■ **What is required**: Within the entries below, find every line that has the string "icon", then copy it.

[Data about app and page elements]
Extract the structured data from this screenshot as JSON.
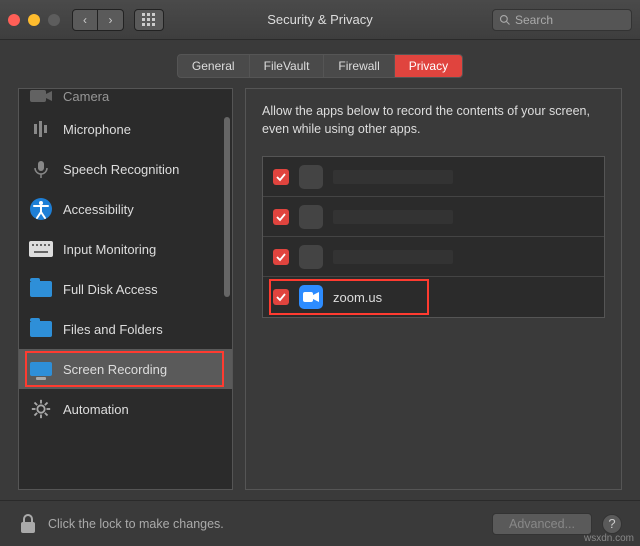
{
  "window": {
    "title": "Security & Privacy"
  },
  "search": {
    "placeholder": "Search",
    "value": ""
  },
  "tabs": [
    {
      "label": "General",
      "active": false
    },
    {
      "label": "FileVault",
      "active": false
    },
    {
      "label": "Firewall",
      "active": false
    },
    {
      "label": "Privacy",
      "active": true
    }
  ],
  "sidebar": {
    "items": [
      {
        "label": "Camera",
        "icon": "camera-icon"
      },
      {
        "label": "Microphone",
        "icon": "microphone-icon"
      },
      {
        "label": "Speech Recognition",
        "icon": "speech-icon"
      },
      {
        "label": "Accessibility",
        "icon": "accessibility-icon"
      },
      {
        "label": "Input Monitoring",
        "icon": "keyboard-icon"
      },
      {
        "label": "Full Disk Access",
        "icon": "folder-icon"
      },
      {
        "label": "Files and Folders",
        "icon": "folder-icon"
      },
      {
        "label": "Screen Recording",
        "icon": "screen-icon",
        "selected": true,
        "highlight": true
      },
      {
        "label": "Automation",
        "icon": "gear-icon"
      }
    ]
  },
  "content": {
    "description": "Allow the apps below to record the contents of your screen, even while using other apps.",
    "apps": [
      {
        "checked": true,
        "name": "",
        "redacted": true
      },
      {
        "checked": true,
        "name": "",
        "redacted": true
      },
      {
        "checked": true,
        "name": "",
        "redacted": true
      },
      {
        "checked": true,
        "name": "zoom.us",
        "icon": "zoom",
        "highlight": true
      }
    ]
  },
  "footer": {
    "lock_text": "Click the lock to make changes.",
    "advanced_label": "Advanced...",
    "help_label": "?"
  },
  "watermark": "wsxdn.com"
}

■ **Output of the exercise**:
        "icon": "camera-icon"
        "icon": "microphone-icon"
        "icon": "speech-icon"
        "icon": "accessibility-icon"
        "icon": "keyboard-icon"
        "icon": "folder-icon"
        "icon": "folder-icon"
        "icon": "screen-icon",
        "icon": "gear-icon"
        "icon": "zoom",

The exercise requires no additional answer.